Supervisors can view these maneuvers in real time and communicate them to air traffic control. They can also give commands to the aircraft themselves, modifying the flight path in response to ATC requests, guiding it to an alternate landing spot or even initiating an immediate emergency landing.
Passengers are able to keep track of flight path modifications on a seatback screen. While in transit, they maintain communication with a Wisk hospitality manager, who can provide live updates, safety information, and instructions.
As the air taxi prepares to land, precision navigation software and onboard and ground sensors guide it to its final destination, where it confirms the area is clear and begins its descent. The supervisor is notified when the eVTOL makes its final approach and coordinates with ATC and the vertiport. At the same time, the autonomous system relays information, such as the health of the aircraft, its charging status, and passenger arrival needs.
Wisk’s use of autonomous technology undoubtedly presents some unique opportunities: a way to avoid the pilot shortage, reduce operating costs, and increase space for passengers to name a few.
But it could also hamper the company’s entry into service, which is already expected to come several years after its competitors. Wisk will go through the same FAA certification process as Archer, Joby, and Lilium. But the novelty of its technology may make it more challenging to develop a type-conforming design that lives up to the agency’s safety standards.
The FAA has certified some automated systems, such as autopilots and autothrottles, as well as autonomous aircraft like drones, which Wisk believes laid the foundation for certifying a fully autonomous passenger aircraft.

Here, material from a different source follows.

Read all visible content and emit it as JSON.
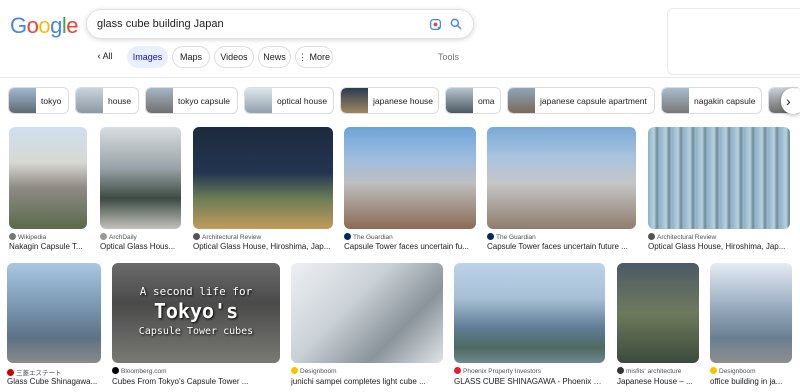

But those technologies are far more proven than the Gen 6. And as aviators know by now, the FAA takes a deliberate approach when it comes to novel aircraft.